[[ Stored data, beginning ]]

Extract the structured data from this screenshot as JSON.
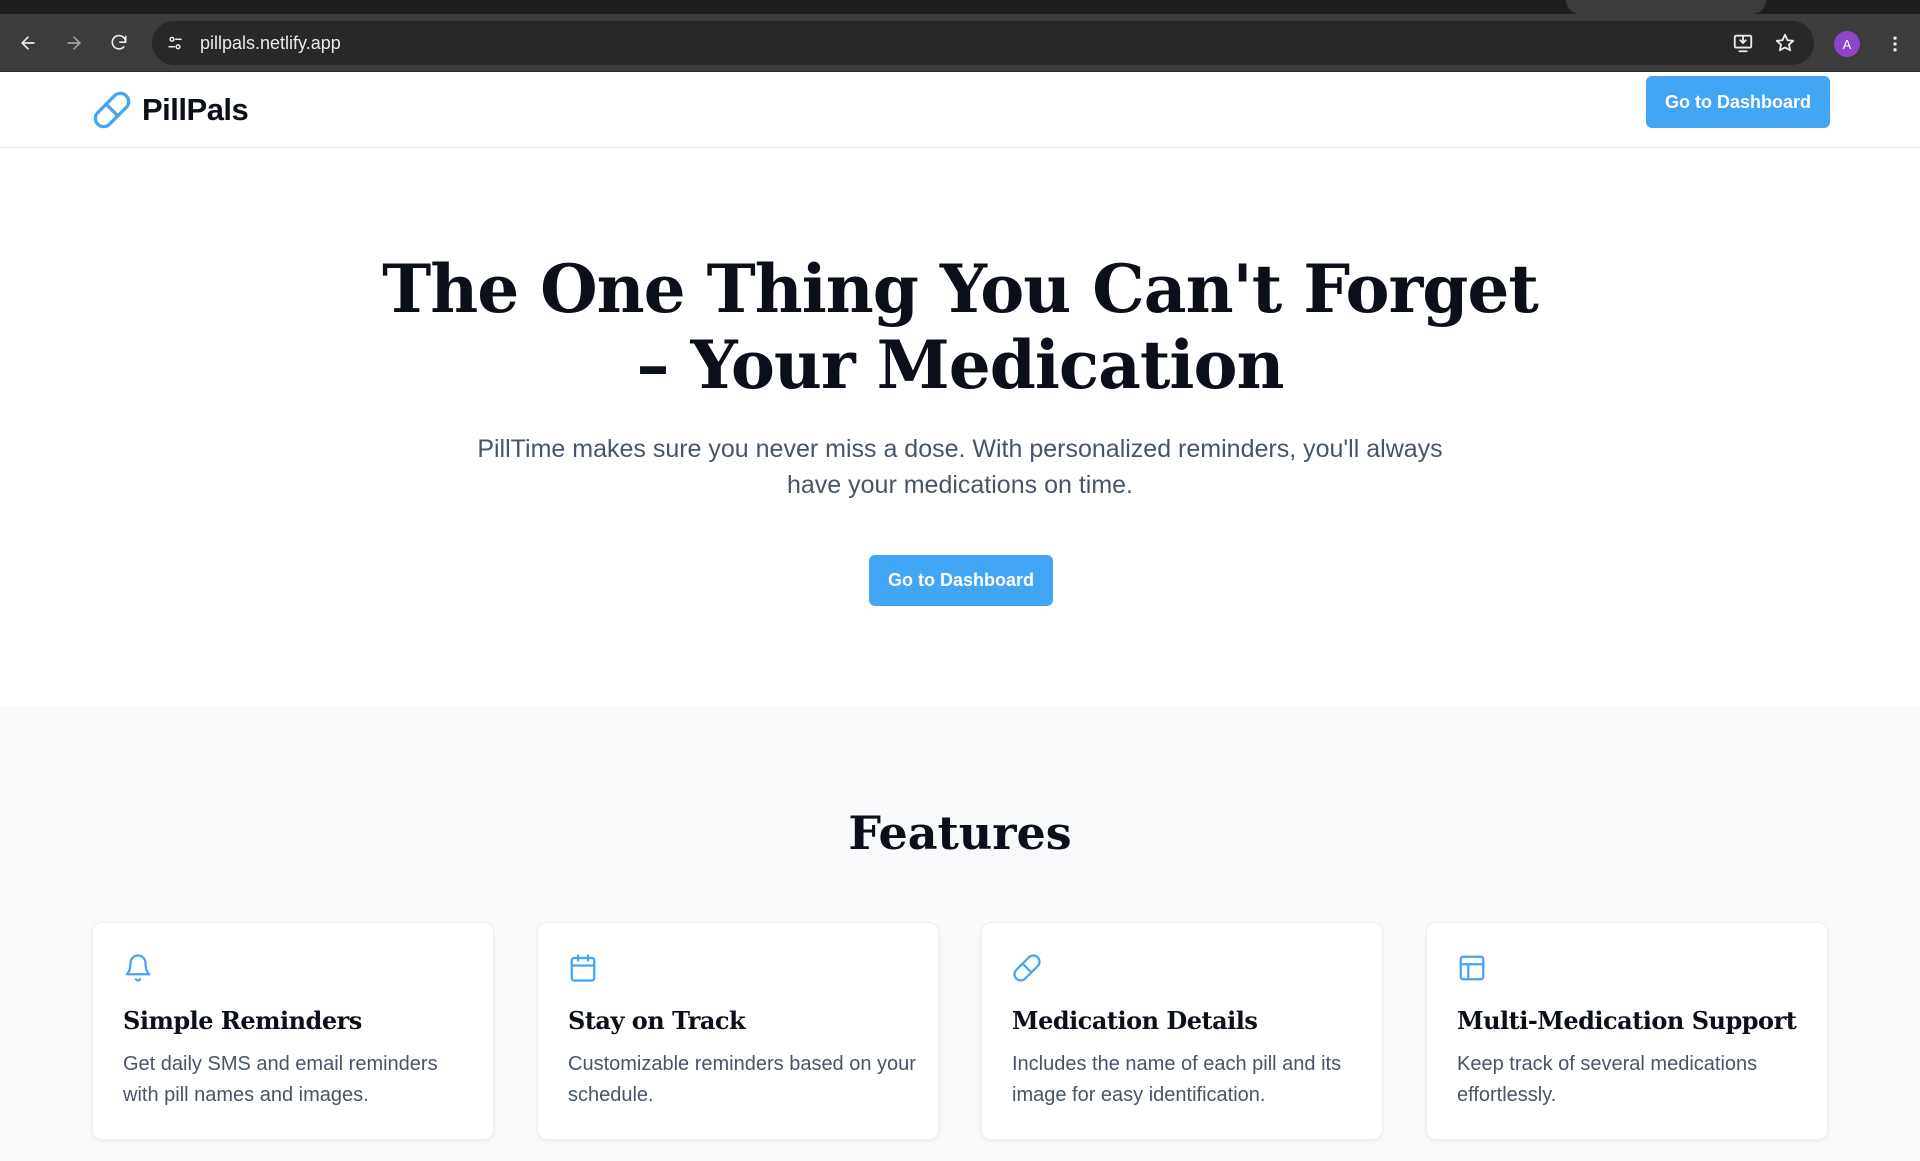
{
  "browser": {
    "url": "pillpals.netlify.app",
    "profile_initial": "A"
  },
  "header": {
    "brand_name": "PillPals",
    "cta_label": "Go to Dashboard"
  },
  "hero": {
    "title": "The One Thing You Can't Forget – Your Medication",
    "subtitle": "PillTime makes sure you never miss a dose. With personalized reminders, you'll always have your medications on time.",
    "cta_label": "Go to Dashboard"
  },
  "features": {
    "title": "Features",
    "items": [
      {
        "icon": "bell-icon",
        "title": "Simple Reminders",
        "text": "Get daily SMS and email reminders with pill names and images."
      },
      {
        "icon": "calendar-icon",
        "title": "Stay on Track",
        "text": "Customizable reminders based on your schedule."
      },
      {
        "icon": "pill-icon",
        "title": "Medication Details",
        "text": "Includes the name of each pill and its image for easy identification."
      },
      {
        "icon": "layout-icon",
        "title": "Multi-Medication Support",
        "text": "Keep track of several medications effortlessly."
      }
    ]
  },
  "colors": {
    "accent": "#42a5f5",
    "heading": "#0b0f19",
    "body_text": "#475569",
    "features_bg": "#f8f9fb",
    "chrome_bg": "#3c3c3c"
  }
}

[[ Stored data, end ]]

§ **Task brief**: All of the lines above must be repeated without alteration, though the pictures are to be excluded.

§ **Result for this task**:
Extract the structured data from this screenshot as JSON.
{
  "browser": {
    "url": "pillpals.netlify.app",
    "profile_initial": "A"
  },
  "header": {
    "brand_name": "PillPals",
    "cta_label": "Go to Dashboard"
  },
  "hero": {
    "title": "The One Thing You Can't Forget – Your Medication",
    "subtitle": "PillTime makes sure you never miss a dose. With personalized reminders, you'll always have your medications on time.",
    "cta_label": "Go to Dashboard"
  },
  "features": {
    "title": "Features",
    "items": [
      {
        "icon": "bell-icon",
        "title": "Simple Reminders",
        "text": "Get daily SMS and email reminders with pill names and images."
      },
      {
        "icon": "calendar-icon",
        "title": "Stay on Track",
        "text": "Customizable reminders based on your schedule."
      },
      {
        "icon": "pill-icon",
        "title": "Medication Details",
        "text": "Includes the name of each pill and its image for easy identification."
      },
      {
        "icon": "layout-icon",
        "title": "Multi-Medication Support",
        "text": "Keep track of several medications effortlessly."
      }
    ]
  },
  "colors": {
    "accent": "#42a5f5",
    "heading": "#0b0f19",
    "body_text": "#475569",
    "features_bg": "#f8f9fb",
    "chrome_bg": "#3c3c3c"
  }
}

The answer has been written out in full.